We need to advocate loudly and convincingly today for a diverse, low-carbon energy future tomorrow. It makes no sense to kill an incentive that fights climate change to save a few dollars while proponents of electrification plan to spend untold trillions to prop up an energy economy that won’t even be half renewable by 2050.
We can reconcile our nation’s prosperity and economic livelihood with climate-conscious endeavors. This must be done, however, in an energy-diverse, inclusionary way. Accomplishing our collective goals does not begin with repealing successful policies that incentivize lower-carbon fuels.
Ron Kotrba, editor and publisher, Biobased Diesel Daily
COVID spending on police
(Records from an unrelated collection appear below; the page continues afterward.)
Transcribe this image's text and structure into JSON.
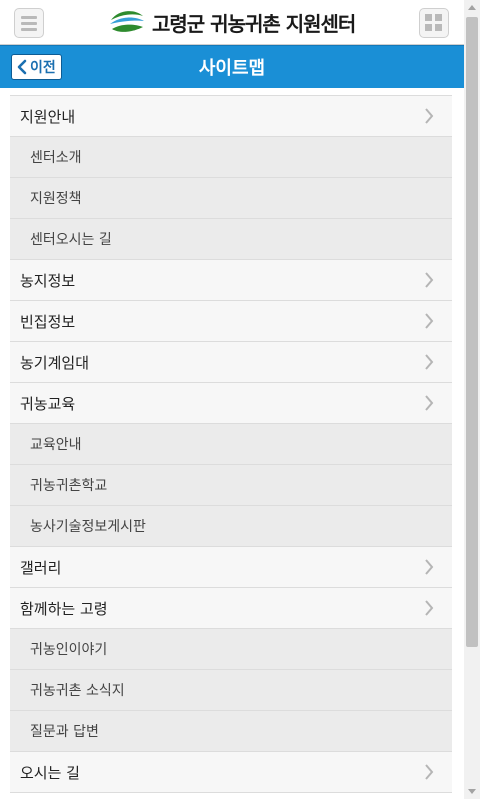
{
  "header": {
    "logo_text": "고령군 귀농귀촌 지원센터",
    "brand_colors": {
      "green": "#2e8b2e",
      "blue": "#1a8fd6"
    }
  },
  "titlebar": {
    "back_label": "이전",
    "title": "사이트맵",
    "color": "#1a8fd6"
  },
  "sitemap": {
    "items": [
      {
        "label": "지원안내",
        "level": "main",
        "icon": "chevron-right-icon"
      },
      {
        "label": "센터소개",
        "level": "sub"
      },
      {
        "label": "지원정책",
        "level": "sub"
      },
      {
        "label": "센터오시는 길",
        "level": "sub"
      },
      {
        "label": "농지정보",
        "level": "main",
        "icon": "chevron-right-icon"
      },
      {
        "label": "빈집정보",
        "level": "main",
        "icon": "chevron-right-icon"
      },
      {
        "label": "농기계임대",
        "level": "main",
        "icon": "chevron-right-icon"
      },
      {
        "label": "귀농교육",
        "level": "main",
        "icon": "chevron-right-icon"
      },
      {
        "label": "교육안내",
        "level": "sub"
      },
      {
        "label": "귀농귀촌학교",
        "level": "sub"
      },
      {
        "label": "농사기술정보게시판",
        "level": "sub"
      },
      {
        "label": "갤러리",
        "level": "main",
        "icon": "chevron-right-icon"
      },
      {
        "label": "함께하는 고령",
        "level": "main",
        "icon": "chevron-right-icon"
      },
      {
        "label": "귀농인이야기",
        "level": "sub"
      },
      {
        "label": "귀농귀촌 소식지",
        "level": "sub"
      },
      {
        "label": "질문과 답변",
        "level": "sub"
      },
      {
        "label": "오시는 길",
        "level": "main",
        "icon": "chevron-right-icon"
      }
    ]
  }
}
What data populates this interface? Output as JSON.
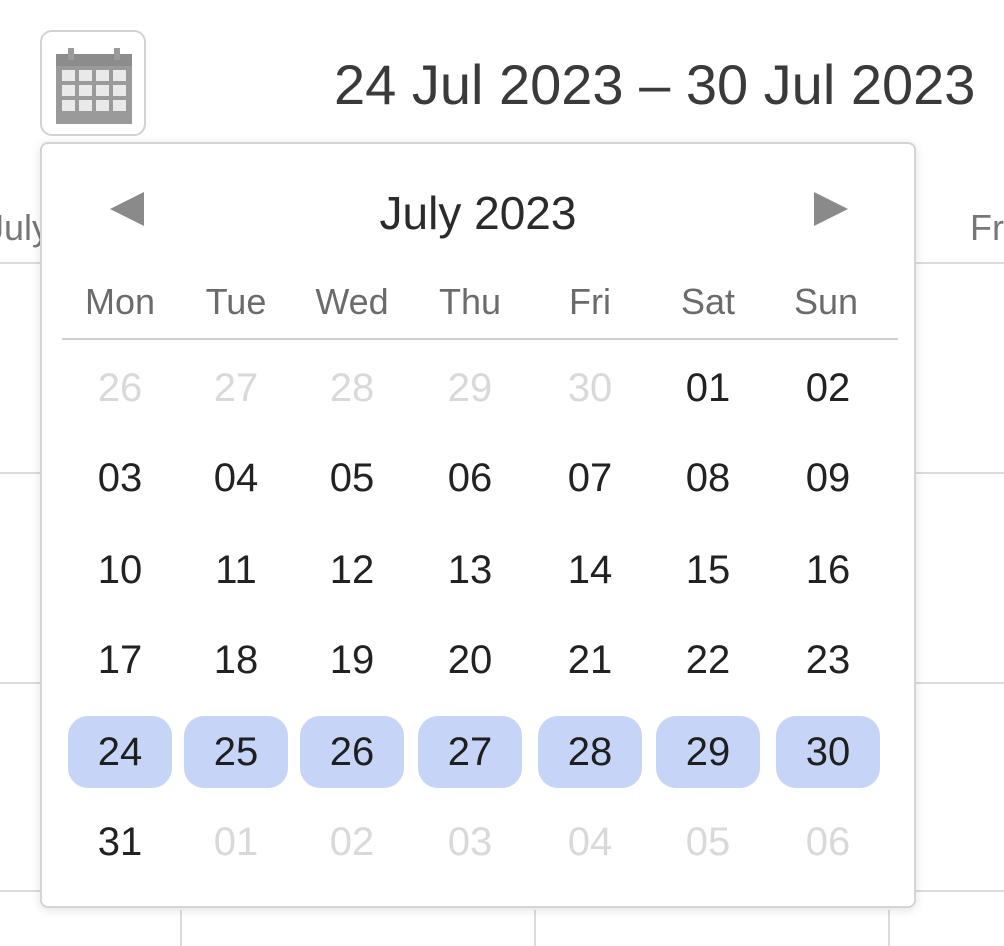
{
  "header": {
    "range_label": "24 Jul 2023 – 30 Jul 2023",
    "calendar_button_icon": "calendar-icon"
  },
  "background": {
    "left_column_header": "July",
    "right_column_header": "Fri"
  },
  "picker": {
    "month_label": "July 2023",
    "prev_icon": "triangle-left-icon",
    "next_icon": "triangle-right-icon",
    "weekdays": [
      "Mon",
      "Tue",
      "Wed",
      "Thu",
      "Fri",
      "Sat",
      "Sun"
    ],
    "weeks": [
      [
        {
          "label": "26",
          "state": "muted"
        },
        {
          "label": "27",
          "state": "muted"
        },
        {
          "label": "28",
          "state": "muted"
        },
        {
          "label": "29",
          "state": "muted"
        },
        {
          "label": "30",
          "state": "muted"
        },
        {
          "label": "01",
          "state": "normal"
        },
        {
          "label": "02",
          "state": "normal"
        }
      ],
      [
        {
          "label": "03",
          "state": "normal"
        },
        {
          "label": "04",
          "state": "normal"
        },
        {
          "label": "05",
          "state": "normal"
        },
        {
          "label": "06",
          "state": "normal"
        },
        {
          "label": "07",
          "state": "normal"
        },
        {
          "label": "08",
          "state": "normal"
        },
        {
          "label": "09",
          "state": "normal"
        }
      ],
      [
        {
          "label": "10",
          "state": "normal"
        },
        {
          "label": "11",
          "state": "normal"
        },
        {
          "label": "12",
          "state": "normal"
        },
        {
          "label": "13",
          "state": "normal"
        },
        {
          "label": "14",
          "state": "normal"
        },
        {
          "label": "15",
          "state": "normal"
        },
        {
          "label": "16",
          "state": "normal"
        }
      ],
      [
        {
          "label": "17",
          "state": "normal"
        },
        {
          "label": "18",
          "state": "normal"
        },
        {
          "label": "19",
          "state": "normal"
        },
        {
          "label": "20",
          "state": "normal"
        },
        {
          "label": "21",
          "state": "normal"
        },
        {
          "label": "22",
          "state": "normal"
        },
        {
          "label": "23",
          "state": "normal"
        }
      ],
      [
        {
          "label": "24",
          "state": "selected"
        },
        {
          "label": "25",
          "state": "selected"
        },
        {
          "label": "26",
          "state": "selected"
        },
        {
          "label": "27",
          "state": "selected"
        },
        {
          "label": "28",
          "state": "selected"
        },
        {
          "label": "29",
          "state": "selected"
        },
        {
          "label": "30",
          "state": "selected"
        }
      ],
      [
        {
          "label": "31",
          "state": "normal"
        },
        {
          "label": "01",
          "state": "muted"
        },
        {
          "label": "02",
          "state": "muted"
        },
        {
          "label": "03",
          "state": "muted"
        },
        {
          "label": "04",
          "state": "muted"
        },
        {
          "label": "05",
          "state": "muted"
        },
        {
          "label": "06",
          "state": "muted"
        }
      ]
    ]
  },
  "colors": {
    "selected_bg": "#c5d4f7",
    "muted_text": "#d9d9d9",
    "normal_text": "#222222",
    "icon_gray": "#9a9a9a"
  }
}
On the way home from the grocery store this evening, not seeing well because my glasses fogged up and I removed them, I came upon a collection of tents and large trucks. Through the myopic haze, I also made out the flashing blue lights of police cars. I thought it might be a neighborhood food distribution effort, or maybe local restaurants were getting together in an innovative way to help their businesses. Or even a vaccine distribution.
But no, it was a movie being filmed in our picturesque though COVID-ridden and economically desperate neighborhood. I couldn’t see how many police cars were dedicated to this filming activity, but my mind did go to the news that COVID relief money in Chicago was allocated to the police department instead of to help the people in the neighborhoods. And (if minds can smell) my mind smelled something rotten.
Rebecca Wolfram, Lawndale